Cutaneous infection appears as sores on the skin. The sores are often "weepy," with pus draining from them. Although these infections can stay contained, according to Dr. Campbell, they can seriously damage nearby muscle and bone tissue if untreated.

The most common—and most life-threatening—form of blasto is pneumonia, since respiratory infection, if left untreated, can lead to severe inflammation of the lungs and eventual death. As with other respiratory diseases, infected dogs often cough, lose their appetite, become lethargic, and have difficulty breathing.

In some individuals, especially those with weakened immunity, the respiratory infection can spread to the kidneys, eyes, or skin, and occasionally to the spinal cord and brain.

Blastomycosis is very treatable with antifungal drugs, and improvement is usually seen within a few days, but the treatment can take a long time—up to six months—and gets expensive. Treatment is most effective when the disease is caught early, however, so proper treatment requires that the correct diagnosis is made early in the course of the disease.

When an animal with blasto is misdiagnosed with a bacterial infection and receives antibiotics, the fungal infection is allowed to progress, and by the time the blasto diagnosis occurs, it may be too late, especially in pneumonia cases.

Diagnosis of blasto is done by identifying blastomyces organisms in the body. Discharge from a skin wound can be swabbed, the trachea or lungs can be rinsed with saline, or fluid from organs such as lymph nodes can be extracted with a needle; these fluids can be then examined under a microscope to identify blasto yeast cells.

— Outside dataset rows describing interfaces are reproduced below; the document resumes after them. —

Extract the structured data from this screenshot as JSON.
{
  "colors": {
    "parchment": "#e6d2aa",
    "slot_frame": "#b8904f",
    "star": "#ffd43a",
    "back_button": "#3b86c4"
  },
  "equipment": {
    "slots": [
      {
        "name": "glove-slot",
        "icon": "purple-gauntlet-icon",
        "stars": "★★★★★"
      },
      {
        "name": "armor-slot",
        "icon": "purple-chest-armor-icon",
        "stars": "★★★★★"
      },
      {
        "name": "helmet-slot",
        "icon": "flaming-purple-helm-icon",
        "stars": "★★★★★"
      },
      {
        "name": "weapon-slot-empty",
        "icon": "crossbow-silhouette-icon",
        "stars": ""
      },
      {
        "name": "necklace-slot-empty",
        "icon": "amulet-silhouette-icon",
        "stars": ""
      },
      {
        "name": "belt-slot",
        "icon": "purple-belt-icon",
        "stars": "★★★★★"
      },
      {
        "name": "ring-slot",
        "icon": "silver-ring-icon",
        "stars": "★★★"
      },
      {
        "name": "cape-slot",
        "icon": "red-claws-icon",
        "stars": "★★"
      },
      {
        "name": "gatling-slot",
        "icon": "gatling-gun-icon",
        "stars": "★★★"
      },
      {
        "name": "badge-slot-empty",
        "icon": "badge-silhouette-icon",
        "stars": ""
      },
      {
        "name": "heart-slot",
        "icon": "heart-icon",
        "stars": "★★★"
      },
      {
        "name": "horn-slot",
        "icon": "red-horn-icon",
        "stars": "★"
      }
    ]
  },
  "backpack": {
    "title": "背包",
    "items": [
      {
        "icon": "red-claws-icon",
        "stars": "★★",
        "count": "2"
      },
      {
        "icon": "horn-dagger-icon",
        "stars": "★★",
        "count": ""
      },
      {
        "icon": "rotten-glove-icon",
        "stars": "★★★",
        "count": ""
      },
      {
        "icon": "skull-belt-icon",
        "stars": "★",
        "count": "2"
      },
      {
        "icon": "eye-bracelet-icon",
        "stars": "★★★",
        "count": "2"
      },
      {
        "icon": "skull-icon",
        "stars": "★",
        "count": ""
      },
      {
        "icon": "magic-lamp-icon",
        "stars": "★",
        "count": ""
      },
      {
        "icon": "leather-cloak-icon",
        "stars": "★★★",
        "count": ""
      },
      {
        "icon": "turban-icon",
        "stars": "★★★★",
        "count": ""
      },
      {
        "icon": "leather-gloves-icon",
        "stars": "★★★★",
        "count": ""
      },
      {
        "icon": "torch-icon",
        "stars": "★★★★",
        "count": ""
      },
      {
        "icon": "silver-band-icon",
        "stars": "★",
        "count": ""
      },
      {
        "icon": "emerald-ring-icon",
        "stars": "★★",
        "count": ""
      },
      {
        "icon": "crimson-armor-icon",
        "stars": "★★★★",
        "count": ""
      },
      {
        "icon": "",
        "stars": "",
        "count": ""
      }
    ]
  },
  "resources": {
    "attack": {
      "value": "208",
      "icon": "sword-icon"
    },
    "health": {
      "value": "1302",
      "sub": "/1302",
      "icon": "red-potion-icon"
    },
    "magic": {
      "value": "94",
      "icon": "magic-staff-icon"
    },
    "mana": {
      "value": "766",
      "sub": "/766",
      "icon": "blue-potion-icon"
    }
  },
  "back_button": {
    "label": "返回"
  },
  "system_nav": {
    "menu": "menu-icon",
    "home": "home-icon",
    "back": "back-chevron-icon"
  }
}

Blasto is more common in larger dogs, males, young dogs, and sporting and hunting breeds, since these dogs may spend more time outdoors, sniffing soil. Disease signs may not appear until 5 to 12 weeks after exposure to blasto. While blasto infection is virtually impossible to prevent since the fungus exists in the environment, blastomycosis can be overcome if diagnosed and treated early.

For more information about blastomycosis, consult your local veterinarian.